┌─ SUPPLIED DATA

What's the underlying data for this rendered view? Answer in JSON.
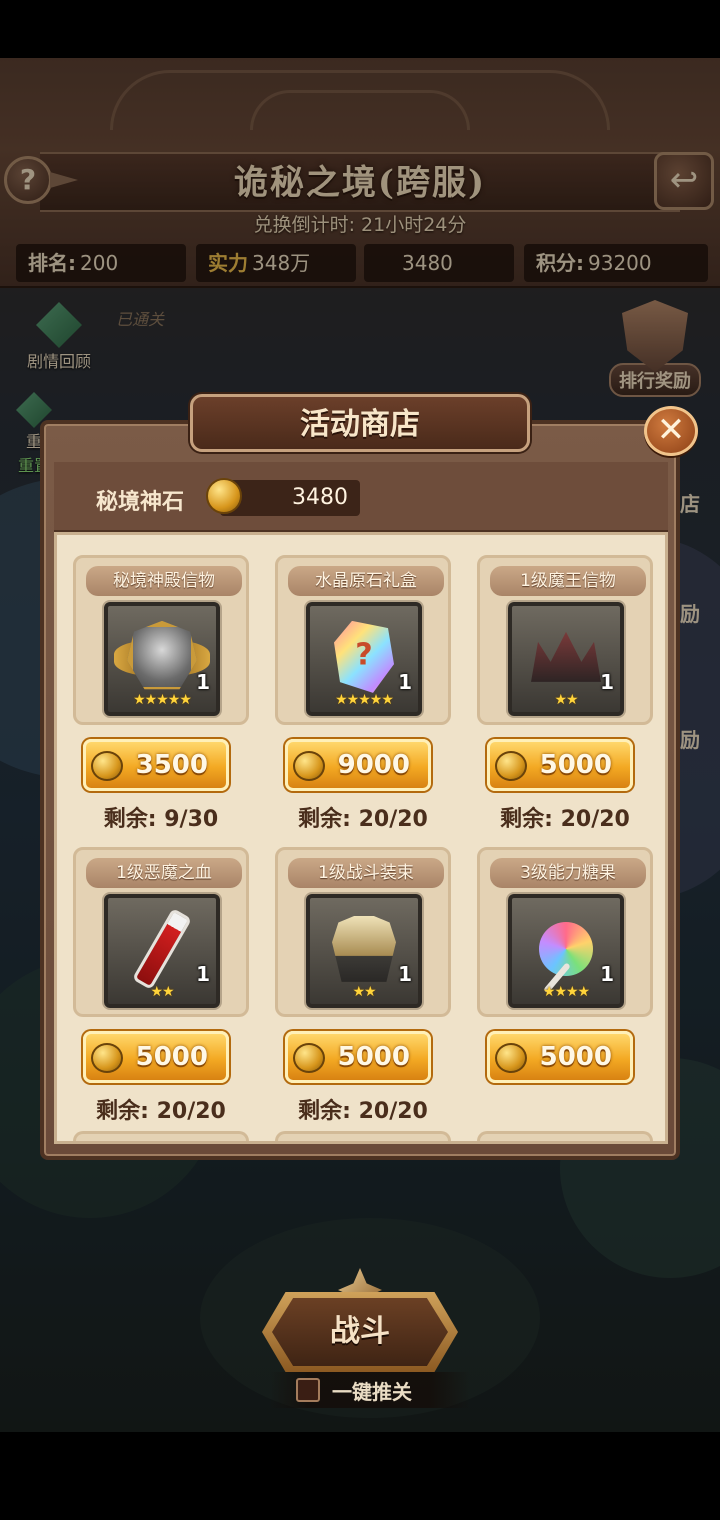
{
  "header": {
    "title": "诡秘之境(跨服)",
    "countdown": "兑换倒计时: 21小时24分",
    "help_glyph": "?",
    "back_glyph": "↩"
  },
  "stats": {
    "rank_label": "排名:",
    "rank_value": "200",
    "power_label": "实力",
    "power_value": "348万",
    "stone_value": "3480",
    "score_label": "积分:",
    "score_value": "93200"
  },
  "side": {
    "story_review": "剧情回顾",
    "reset_partial": "重",
    "reset": "重置",
    "rank_reward": "排行奖励",
    "stamp": "已通关",
    "right_partial_1": "店",
    "right_partial_2": "励",
    "right_partial_3": "励"
  },
  "shop": {
    "title": "活动商店",
    "close_glyph": "✕",
    "currency_label": "秘境神石",
    "currency_value": "3480",
    "items": [
      {
        "name": "秘境神殿信物",
        "count": "1",
        "stars": "★★★★★",
        "price": "3500",
        "remaining": "剩余: 9/30",
        "icon": "temple-crest-icon"
      },
      {
        "name": "水晶原石礼盒",
        "count": "1",
        "stars": "★★★★★",
        "price": "9000",
        "remaining": "剩余: 20/20",
        "icon": "crystal-gift-icon"
      },
      {
        "name": "1级魔王信物",
        "count": "1",
        "stars": "★★",
        "price": "5000",
        "remaining": "剩余: 20/20",
        "icon": "demon-crown-icon"
      },
      {
        "name": "1级恶魔之血",
        "count": "1",
        "stars": "★★",
        "price": "5000",
        "remaining": "剩余: 20/20",
        "icon": "blood-vial-icon"
      },
      {
        "name": "1级战斗装束",
        "count": "1",
        "stars": "★★",
        "price": "5000",
        "remaining": "剩余: 20/20",
        "icon": "battle-armor-icon"
      },
      {
        "name": "3级能力糖果",
        "count": "1",
        "stars": "★★★★",
        "price": "5000",
        "remaining": "",
        "icon": "candy-icon"
      }
    ]
  },
  "bottom": {
    "battle_label": "战斗",
    "auto_label": "一键推关"
  },
  "colors": {
    "accent_gold": "#f3a923",
    "panel_bg": "#efe2c9",
    "frame_brown": "#6a4a39"
  }
}
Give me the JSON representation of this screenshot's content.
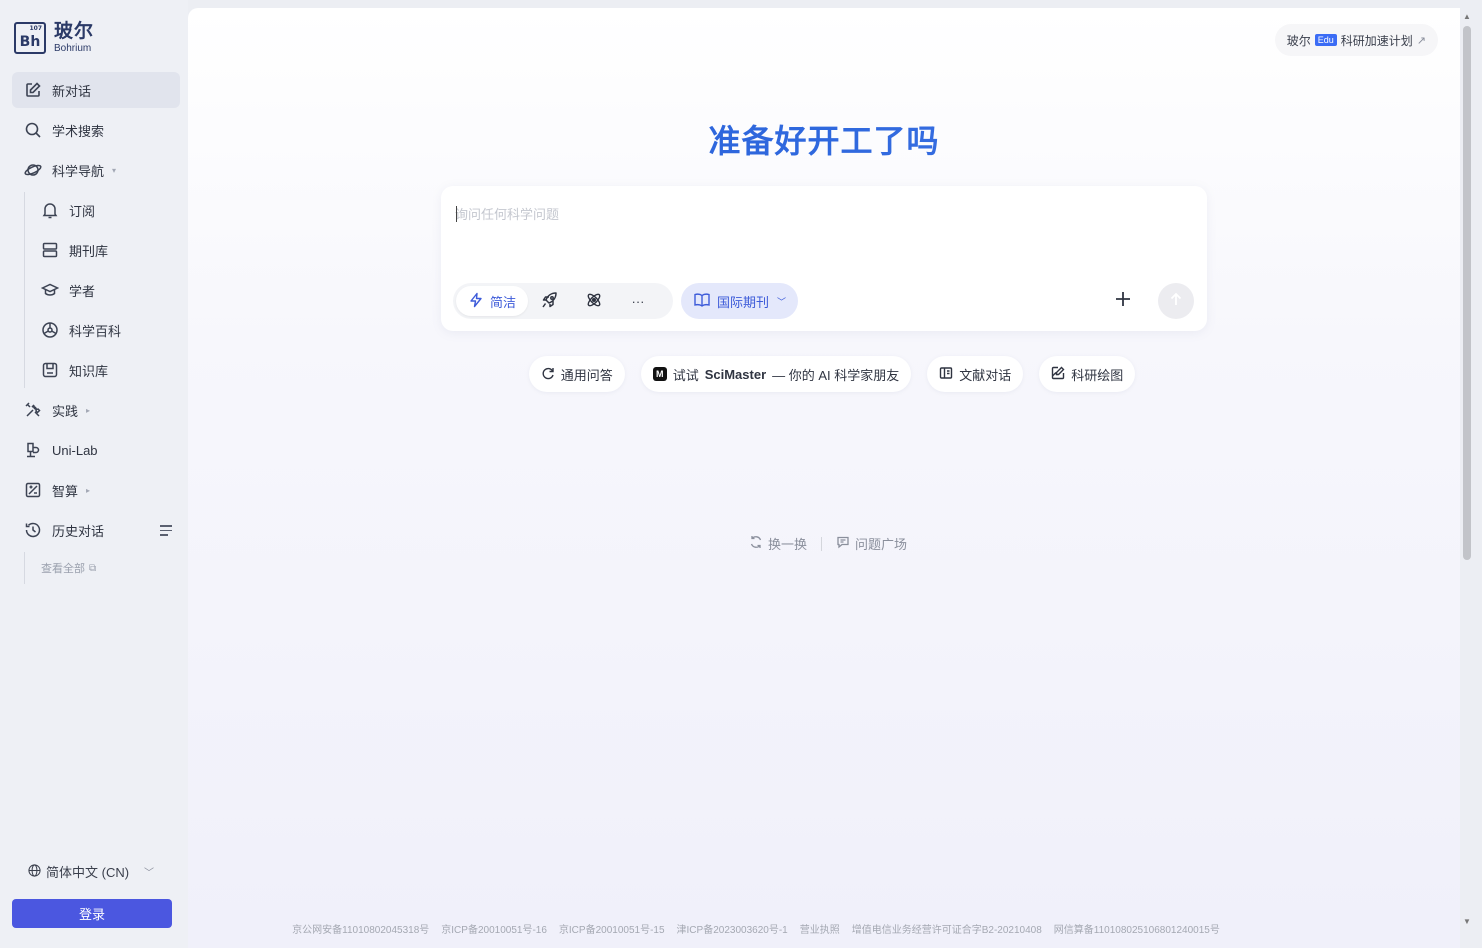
{
  "brand": {
    "name_cn": "玻尔",
    "name_en": "Bohrium",
    "mark_text": "Bh",
    "mark_num": "107"
  },
  "sidebar": {
    "items": [
      {
        "label": "新对话",
        "icon": "edit-icon"
      },
      {
        "label": "学术搜索",
        "icon": "search-icon"
      },
      {
        "label": "科学导航",
        "icon": "planet-icon"
      }
    ],
    "subitems": [
      {
        "label": "订阅",
        "icon": "bell-icon"
      },
      {
        "label": "期刊库",
        "icon": "database-icon"
      },
      {
        "label": "学者",
        "icon": "graduation-cap-icon"
      },
      {
        "label": "科学百科",
        "icon": "wiki-icon"
      },
      {
        "label": "知识库",
        "icon": "save-icon"
      }
    ],
    "items2": [
      {
        "label": "实践",
        "icon": "tools-icon"
      },
      {
        "label": "Uni-Lab",
        "icon": "lab-icon"
      },
      {
        "label": "智算",
        "icon": "compute-icon"
      },
      {
        "label": "历史对话",
        "icon": "history-icon"
      }
    ],
    "view_all": "查看全部",
    "language": "简体中文 (CN)",
    "login": "登录"
  },
  "main": {
    "edu_prefix": "玻尔",
    "edu_badge": "Edu",
    "edu_suffix": "科研加速计划",
    "headline": "准备好开工了吗",
    "composer": {
      "placeholder": "询问任何科学问题",
      "mode_active": "简洁",
      "journal": "国际期刊",
      "more": "···"
    },
    "chips": {
      "qa": "通用问答",
      "scimaster_pre": "试试",
      "scimaster_name": "SciMaster",
      "scimaster_post": "— 你的 AI 科学家朋友",
      "literature": "文献对话",
      "drawing": "科研绘图"
    },
    "refresh": "换一换",
    "plaza": "问题广场"
  },
  "footer": [
    "京公网安备11010802045318号",
    "京ICP备20010051号-16",
    "京ICP备20010051号-15",
    "津ICP备2023003620号-1",
    "营业执照",
    "增值电信业务经营许可证合字B2-20210408",
    "网信算备110108025106801240015号"
  ],
  "colors": {
    "accent": "#3d5bd9",
    "login": "#4b57e0",
    "headline": "#2f62d8"
  }
}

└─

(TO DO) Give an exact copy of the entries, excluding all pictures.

(EXERCISE RESPONSE)
What's the underlying data for this rendered view? Answer in JSON.
{
  "header": {
    "title": "诡秘之境(跨服)",
    "countdown": "兑换倒计时: 21小时24分",
    "help_glyph": "?",
    "back_glyph": "↩"
  },
  "stats": {
    "rank_label": "排名:",
    "rank_value": "200",
    "power_label": "实力",
    "power_value": "348万",
    "stone_value": "3480",
    "score_label": "积分:",
    "score_value": "93200"
  },
  "side": {
    "story_review": "剧情回顾",
    "reset_partial": "重",
    "reset": "重置",
    "rank_reward": "排行奖励",
    "stamp": "已通关",
    "right_partial_1": "店",
    "right_partial_2": "励",
    "right_partial_3": "励"
  },
  "shop": {
    "title": "活动商店",
    "close_glyph": "✕",
    "currency_label": "秘境神石",
    "currency_value": "3480",
    "items": [
      {
        "name": "秘境神殿信物",
        "count": "1",
        "stars": "★★★★★",
        "price": "3500",
        "remaining": "剩余: 9/30",
        "icon": "temple-crest-icon"
      },
      {
        "name": "水晶原石礼盒",
        "count": "1",
        "stars": "★★★★★",
        "price": "9000",
        "remaining": "剩余: 20/20",
        "icon": "crystal-gift-icon"
      },
      {
        "name": "1级魔王信物",
        "count": "1",
        "stars": "★★",
        "price": "5000",
        "remaining": "剩余: 20/20",
        "icon": "demon-crown-icon"
      },
      {
        "name": "1级恶魔之血",
        "count": "1",
        "stars": "★★",
        "price": "5000",
        "remaining": "剩余: 20/20",
        "icon": "blood-vial-icon"
      },
      {
        "name": "1级战斗装束",
        "count": "1",
        "stars": "★★",
        "price": "5000",
        "remaining": "剩余: 20/20",
        "icon": "battle-armor-icon"
      },
      {
        "name": "3级能力糖果",
        "count": "1",
        "stars": "★★★★",
        "price": "5000",
        "remaining": "",
        "icon": "candy-icon"
      }
    ]
  },
  "bottom": {
    "battle_label": "战斗",
    "auto_label": "一键推关"
  },
  "colors": {
    "accent_gold": "#f3a923",
    "panel_bg": "#efe2c9",
    "frame_brown": "#6a4a39"
  }
}
Give me the JSON representation of this screenshot's content.
{
  "brand": {
    "name_cn": "玻尔",
    "name_en": "Bohrium",
    "mark_text": "Bh",
    "mark_num": "107"
  },
  "sidebar": {
    "items": [
      {
        "label": "新对话",
        "icon": "edit-icon"
      },
      {
        "label": "学术搜索",
        "icon": "search-icon"
      },
      {
        "label": "科学导航",
        "icon": "planet-icon"
      }
    ],
    "subitems": [
      {
        "label": "订阅",
        "icon": "bell-icon"
      },
      {
        "label": "期刊库",
        "icon": "database-icon"
      },
      {
        "label": "学者",
        "icon": "graduation-cap-icon"
      },
      {
        "label": "科学百科",
        "icon": "wiki-icon"
      },
      {
        "label": "知识库",
        "icon": "save-icon"
      }
    ],
    "items2": [
      {
        "label": "实践",
        "icon": "tools-icon"
      },
      {
        "label": "Uni-Lab",
        "icon": "lab-icon"
      },
      {
        "label": "智算",
        "icon": "compute-icon"
      },
      {
        "label": "历史对话",
        "icon": "history-icon"
      }
    ],
    "view_all": "查看全部",
    "language": "简体中文 (CN)",
    "login": "登录"
  },
  "main": {
    "edu_prefix": "玻尔",
    "edu_badge": "Edu",
    "edu_suffix": "科研加速计划",
    "headline": "准备好开工了吗",
    "composer": {
      "placeholder": "询问任何科学问题",
      "mode_active": "简洁",
      "journal": "国际期刊",
      "more": "···"
    },
    "chips": {
      "qa": "通用问答",
      "scimaster_pre": "试试",
      "scimaster_name": "SciMaster",
      "scimaster_post": "— 你的 AI 科学家朋友",
      "literature": "文献对话",
      "drawing": "科研绘图"
    },
    "refresh": "换一换",
    "plaza": "问题广场"
  },
  "footer": [
    "京公网安备11010802045318号",
    "京ICP备20010051号-16",
    "京ICP备20010051号-15",
    "津ICP备2023003620号-1",
    "营业执照",
    "增值电信业务经营许可证合字B2-20210408",
    "网信算备110108025106801240015号"
  ],
  "colors": {
    "accent": "#3d5bd9",
    "login": "#4b57e0",
    "headline": "#2f62d8"
  }
}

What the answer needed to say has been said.